Purpose Behind the Cash Collateral Motion
Hawaiian Telcom contends that its prepetition lenders have liens on substantially all of the Debtors’ assets, including the proceeds from the collateral. Through the Motion to Approve the Use of Cash Collateral, Hawaiian Telcom seeks to use the cash from its normal operations to fund working capital, capital expenditures and any of the ordinary expenditures used in running a telecommunications company. Hawaiian Telcom’s prepetition lenders consented to the use of the cash collateral provided it receives adequate assurance of its liens and "superpriority" administrative claims.
The Dispute With the Noteholders
The noteholders disagree with Hawaiian Telcom’s contention that the lenders have valid, perfected liens on substantially all of Debtors’ assets.
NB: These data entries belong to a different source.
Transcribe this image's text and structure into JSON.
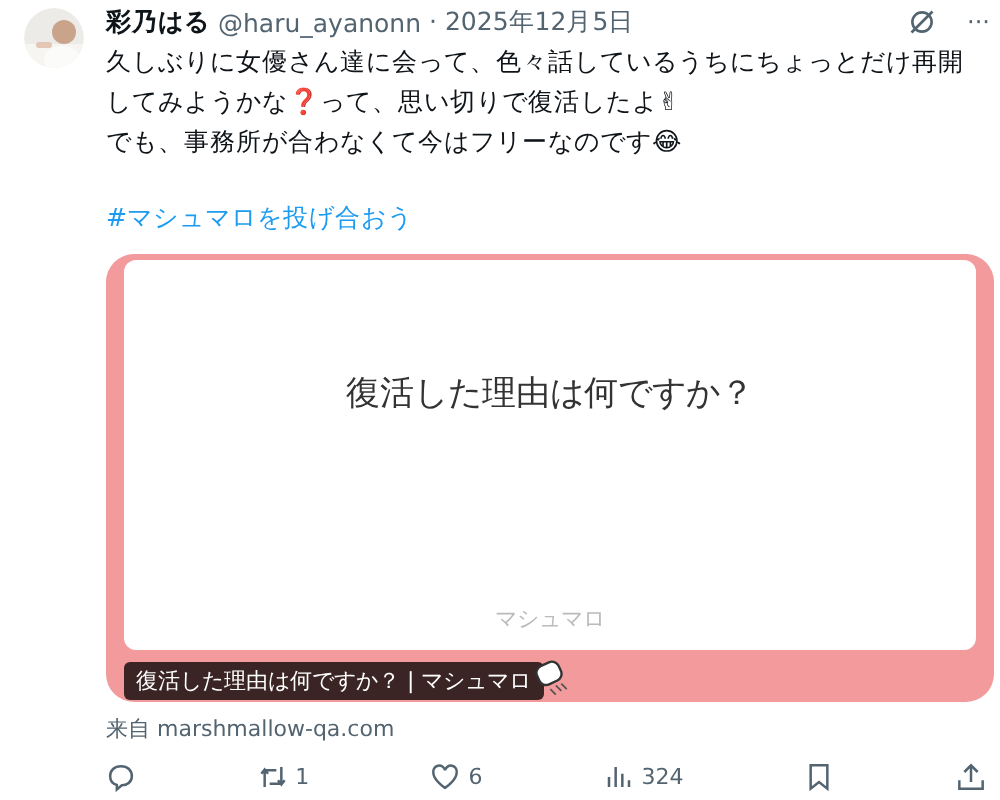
{
  "post": {
    "author": "彩乃はる",
    "handle": "@haru_ayanonn",
    "date": "· 2025年12月5日",
    "more": "···",
    "lines": [
      "久しぶりに女優さん達に会って、色々話しているうちにちょっとだけ再開してみようかな❓って、思い切りで復活したよ✌",
      "でも、事務所が合わなくて今はフリーなのです😂"
    ],
    "hashtag": "#マシュマロを投げ合おう"
  },
  "card": {
    "question": "復活した理由は何ですか？",
    "brand": "マシュマロ",
    "caption": "復活した理由は何ですか？ | マシュマロ"
  },
  "source": "来自 marshmallow-qa.com",
  "actions": [
    {
      "kind": "reply"
    },
    {
      "kind": "repost",
      "count": "1"
    },
    {
      "kind": "like",
      "count": "6"
    },
    {
      "kind": "views",
      "count": "324"
    },
    {
      "kind": "bookmark"
    },
    {
      "kind": "share"
    }
  ]
}
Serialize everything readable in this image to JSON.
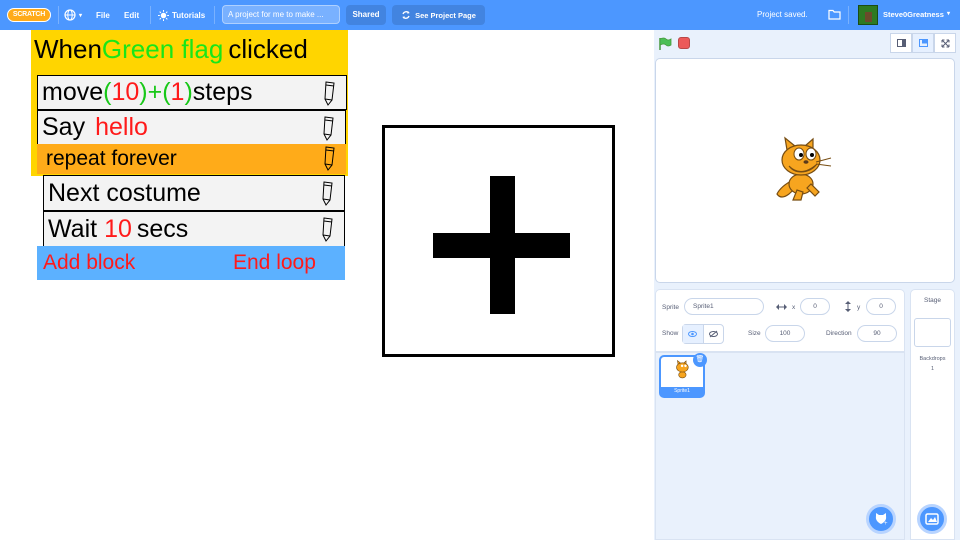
{
  "menubar": {
    "logo": "SCRATCH",
    "file": "File",
    "edit": "Edit",
    "tutorials": "Tutorials",
    "project_title": "A project for me to make ...",
    "shared": "Shared",
    "see_project_page": "See Project Page",
    "status": "Project saved.",
    "username": "Steve0Greatness"
  },
  "workspace": {
    "hat": {
      "when": "When",
      "flag": "Green flag",
      "clicked": "clicked"
    },
    "move": {
      "word": "move",
      "p1": "(",
      "n1": "10",
      "p2": ")+(",
      "n2": "1",
      "p3": ")",
      "steps": "steps"
    },
    "say": {
      "word": "Say",
      "value": "hello"
    },
    "repeat": "repeat forever",
    "next_costume": "Next costume",
    "wait": {
      "word": "Wait",
      "value": "10",
      "unit": "secs"
    },
    "add_block": "Add block",
    "end_loop": "End loop"
  },
  "sprite_info": {
    "sprite_label": "Sprite",
    "sprite_name": "Sprite1",
    "x_label": "x",
    "x_value": "0",
    "y_label": "y",
    "y_value": "0",
    "show_label": "Show",
    "size_label": "Size",
    "size_value": "100",
    "direction_label": "Direction",
    "direction_value": "90"
  },
  "sprite_list": [
    {
      "name": "Sprite1"
    }
  ],
  "stage_panel": {
    "title": "Stage",
    "backdrops_label": "Backdrops",
    "backdrops_count": "1"
  },
  "colors": {
    "menubar": "#4c97ff",
    "hat": "#ffd500",
    "repeat": "#ffab19",
    "cblock_bottom": "#5cb1ff"
  }
}
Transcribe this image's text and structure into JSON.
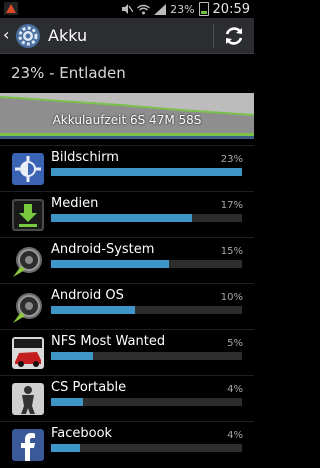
{
  "status_bar": {
    "battery_pct": "23%",
    "time": "20:59"
  },
  "action_bar": {
    "title": "Akku"
  },
  "summary": {
    "text": "23% - Entladen"
  },
  "graph": {
    "label": "Akkulaufzeit 6S 47M 58S"
  },
  "apps": [
    {
      "name": "Bildschirm",
      "percent_label": "23%",
      "share": 1.0,
      "icon": "display-settings-icon"
    },
    {
      "name": "Medien",
      "percent_label": "17%",
      "share": 0.74,
      "icon": "media-download-icon"
    },
    {
      "name": "Android-System",
      "percent_label": "15%",
      "share": 0.62,
      "icon": "android-system-icon"
    },
    {
      "name": "Android OS",
      "percent_label": "10%",
      "share": 0.44,
      "icon": "android-os-icon"
    },
    {
      "name": "NFS Most Wanted",
      "percent_label": "5%",
      "share": 0.22,
      "icon": "nfs-game-icon"
    },
    {
      "name": "CS Portable",
      "percent_label": "4%",
      "share": 0.17,
      "icon": "cs-portable-icon"
    },
    {
      "name": "Facebook",
      "percent_label": "4%",
      "share": 0.15,
      "icon": "facebook-icon"
    }
  ],
  "colors": {
    "accent": "#3f94c8",
    "graph_green": "#7bc24a",
    "background": "#000000"
  }
}
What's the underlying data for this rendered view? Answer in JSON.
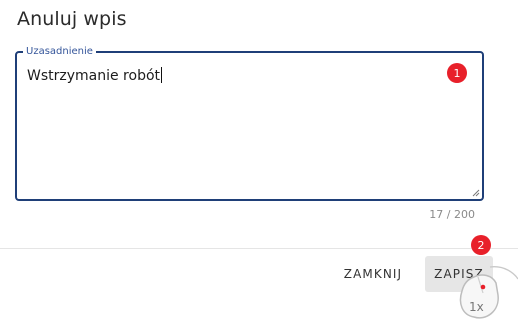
{
  "dialog": {
    "title": "Anuluj wpis"
  },
  "field": {
    "label": "Uzasadnienie",
    "value": "Wstrzymanie robót",
    "counter": "17 / 200"
  },
  "actions": {
    "close_label": "ZAMKNIJ",
    "save_label": "ZAPISZ"
  },
  "annotations": {
    "step1": "1",
    "step2": "2",
    "click_hint": "1x"
  },
  "colors": {
    "field_border": "#1f3f78",
    "label": "#34559a",
    "badge": "#e8202a"
  }
}
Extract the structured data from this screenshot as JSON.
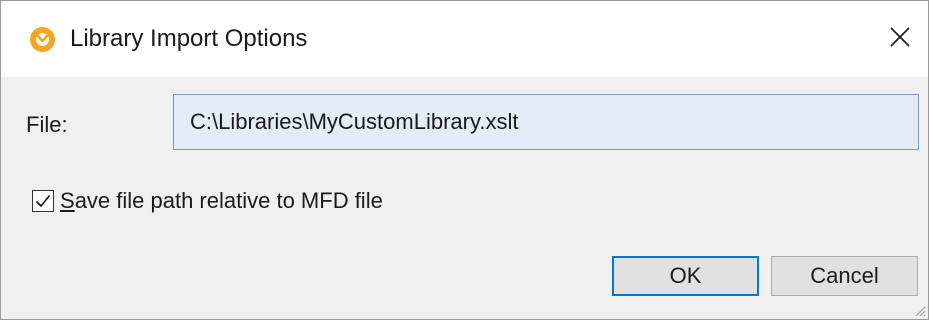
{
  "window": {
    "title": "Library Import Options",
    "icon": "altova-mapforce-icon",
    "close_icon": "close-icon"
  },
  "form": {
    "file_label": "File:",
    "file_value": "C:\\Libraries\\MyCustomLibrary.xslt",
    "checkbox_label": "Save file path relative to MFD file",
    "checkbox_checked": true
  },
  "buttons": {
    "ok": "OK",
    "cancel": "Cancel"
  },
  "colors": {
    "title_bg": "#ffffff",
    "content_bg": "#f0f0f0",
    "input_bg": "#e3ecf7",
    "default_button_border": "#0078d7",
    "icon_orange": "#f5a623"
  }
}
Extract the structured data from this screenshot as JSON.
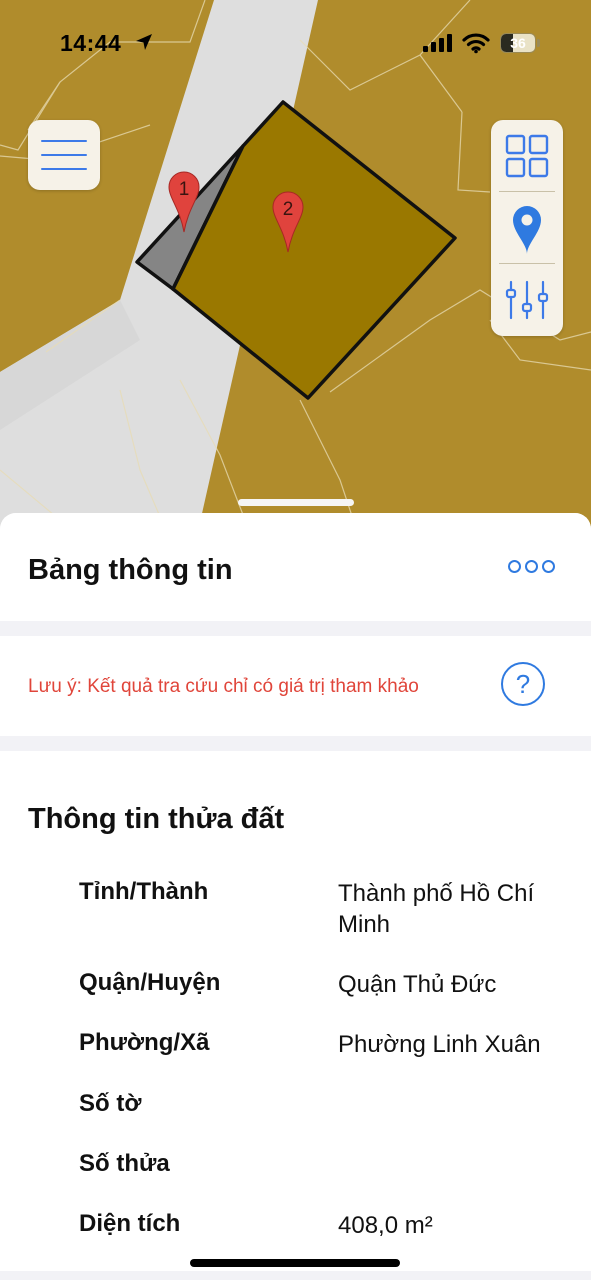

Specifically, the noteholders argue that lenders’ liens do not extend to 163 of the 202 parcels of real estate owned by Hawaiian Telcom. According to the noteholders, the Debtors own substantial unencumbered assets that may be available for distribution to the senior noteholders and other unsecured creditors.
There is nothing new about noteholders and lenders battling over assets in a bankruptcy proceeding. Regardless, it will be interesting to see how the parties, or the Court, resolve the issues raised in the intial motions. Judge Peter J. Walsh, the bankruptcy judge presiding over this case, has already held hearings on the Debtors’ first day motions. Soon we should know whether the noteholders and lenders can reach an agreement regarding the cash collateral or continue to litigate their claims before the Court.